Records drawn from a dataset
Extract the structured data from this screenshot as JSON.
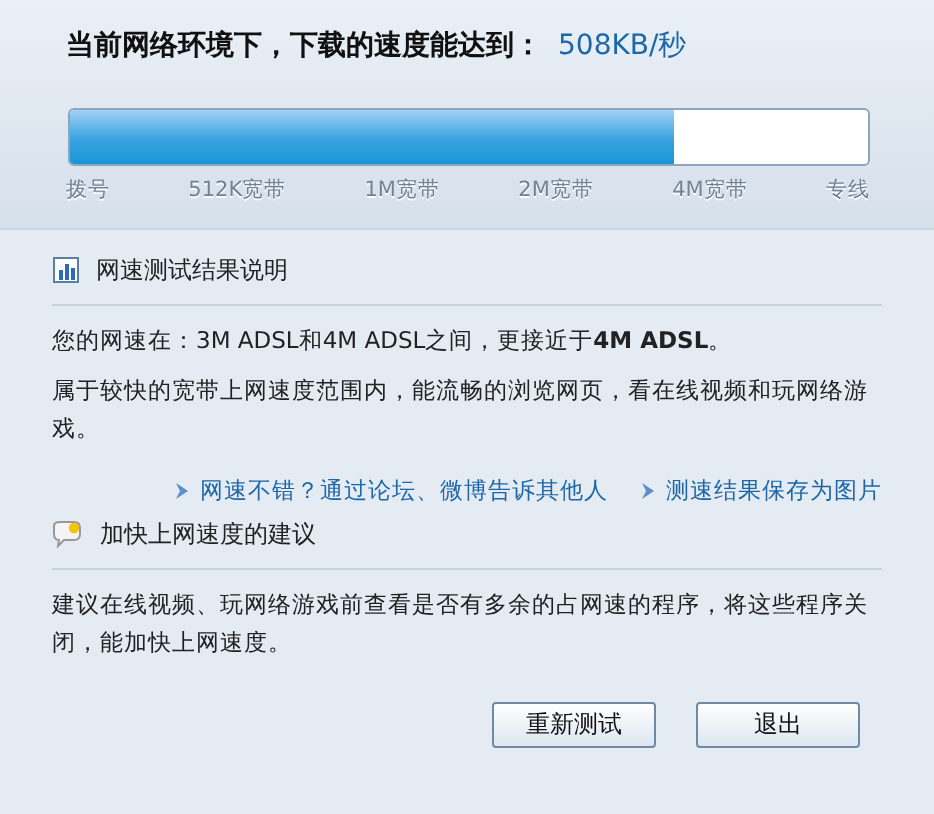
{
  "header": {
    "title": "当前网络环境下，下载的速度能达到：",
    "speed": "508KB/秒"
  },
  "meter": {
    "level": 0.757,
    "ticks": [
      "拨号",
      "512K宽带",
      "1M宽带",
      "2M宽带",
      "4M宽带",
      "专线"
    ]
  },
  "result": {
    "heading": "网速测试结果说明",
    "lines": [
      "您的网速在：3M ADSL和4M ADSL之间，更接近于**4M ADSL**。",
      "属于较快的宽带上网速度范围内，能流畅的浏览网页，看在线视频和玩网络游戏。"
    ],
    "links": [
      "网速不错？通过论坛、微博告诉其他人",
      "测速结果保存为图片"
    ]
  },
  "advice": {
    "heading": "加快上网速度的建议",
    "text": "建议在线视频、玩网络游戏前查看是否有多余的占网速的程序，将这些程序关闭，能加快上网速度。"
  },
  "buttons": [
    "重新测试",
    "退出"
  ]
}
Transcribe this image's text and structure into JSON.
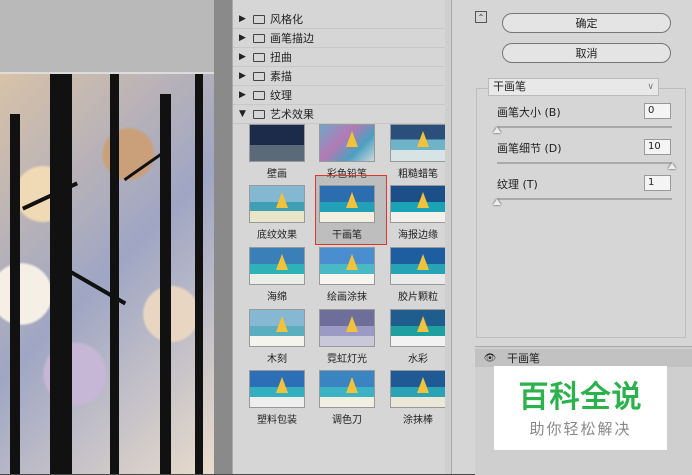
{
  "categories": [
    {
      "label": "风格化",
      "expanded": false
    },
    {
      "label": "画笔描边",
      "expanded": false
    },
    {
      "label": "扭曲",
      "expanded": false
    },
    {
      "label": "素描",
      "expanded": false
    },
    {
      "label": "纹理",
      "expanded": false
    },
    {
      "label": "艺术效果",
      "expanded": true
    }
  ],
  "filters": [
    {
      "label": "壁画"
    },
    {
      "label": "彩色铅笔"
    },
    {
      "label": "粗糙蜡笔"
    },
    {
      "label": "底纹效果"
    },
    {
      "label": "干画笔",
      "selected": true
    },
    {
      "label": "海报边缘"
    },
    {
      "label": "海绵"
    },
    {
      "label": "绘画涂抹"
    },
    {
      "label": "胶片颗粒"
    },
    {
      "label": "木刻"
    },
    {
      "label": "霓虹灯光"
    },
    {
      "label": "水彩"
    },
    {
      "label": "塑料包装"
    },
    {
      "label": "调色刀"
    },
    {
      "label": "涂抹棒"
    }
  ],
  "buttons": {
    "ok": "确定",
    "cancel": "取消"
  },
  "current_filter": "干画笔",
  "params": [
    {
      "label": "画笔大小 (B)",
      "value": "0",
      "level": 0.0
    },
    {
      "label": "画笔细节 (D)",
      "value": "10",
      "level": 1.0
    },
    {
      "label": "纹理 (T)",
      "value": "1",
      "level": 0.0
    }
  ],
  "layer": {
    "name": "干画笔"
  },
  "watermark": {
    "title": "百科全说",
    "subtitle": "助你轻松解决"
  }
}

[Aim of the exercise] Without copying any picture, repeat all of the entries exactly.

[Task response]
Extract the structured data from this screenshot as JSON.
{
  "header": {
    "title": "当前网络环境下，下载的速度能达到：",
    "speed": "508KB/秒"
  },
  "meter": {
    "level": 0.757,
    "ticks": [
      "拨号",
      "512K宽带",
      "1M宽带",
      "2M宽带",
      "4M宽带",
      "专线"
    ]
  },
  "result": {
    "heading": "网速测试结果说明",
    "lines": [
      "您的网速在：3M ADSL和4M ADSL之间，更接近于**4M ADSL**。",
      "属于较快的宽带上网速度范围内，能流畅的浏览网页，看在线视频和玩网络游戏。"
    ],
    "links": [
      "网速不错？通过论坛、微博告诉其他人",
      "测速结果保存为图片"
    ]
  },
  "advice": {
    "heading": "加快上网速度的建议",
    "text": "建议在线视频、玩网络游戏前查看是否有多余的占网速的程序，将这些程序关闭，能加快上网速度。"
  },
  "buttons": [
    "重新测试",
    "退出"
  ]
}
Transcribe this image's text and structure into JSON.
{
  "categories": [
    {
      "label": "风格化",
      "expanded": false
    },
    {
      "label": "画笔描边",
      "expanded": false
    },
    {
      "label": "扭曲",
      "expanded": false
    },
    {
      "label": "素描",
      "expanded": false
    },
    {
      "label": "纹理",
      "expanded": false
    },
    {
      "label": "艺术效果",
      "expanded": true
    }
  ],
  "filters": [
    {
      "label": "壁画"
    },
    {
      "label": "彩色铅笔"
    },
    {
      "label": "粗糙蜡笔"
    },
    {
      "label": "底纹效果"
    },
    {
      "label": "干画笔",
      "selected": true
    },
    {
      "label": "海报边缘"
    },
    {
      "label": "海绵"
    },
    {
      "label": "绘画涂抹"
    },
    {
      "label": "胶片颗粒"
    },
    {
      "label": "木刻"
    },
    {
      "label": "霓虹灯光"
    },
    {
      "label": "水彩"
    },
    {
      "label": "塑料包装"
    },
    {
      "label": "调色刀"
    },
    {
      "label": "涂抹棒"
    }
  ],
  "buttons": {
    "ok": "确定",
    "cancel": "取消"
  },
  "current_filter": "干画笔",
  "params": [
    {
      "label": "画笔大小 (B)",
      "value": "0",
      "level": 0.0
    },
    {
      "label": "画笔细节 (D)",
      "value": "10",
      "level": 1.0
    },
    {
      "label": "纹理 (T)",
      "value": "1",
      "level": 0.0
    }
  ],
  "layer": {
    "name": "干画笔"
  },
  "watermark": {
    "title": "百科全说",
    "subtitle": "助你轻松解决"
  }
}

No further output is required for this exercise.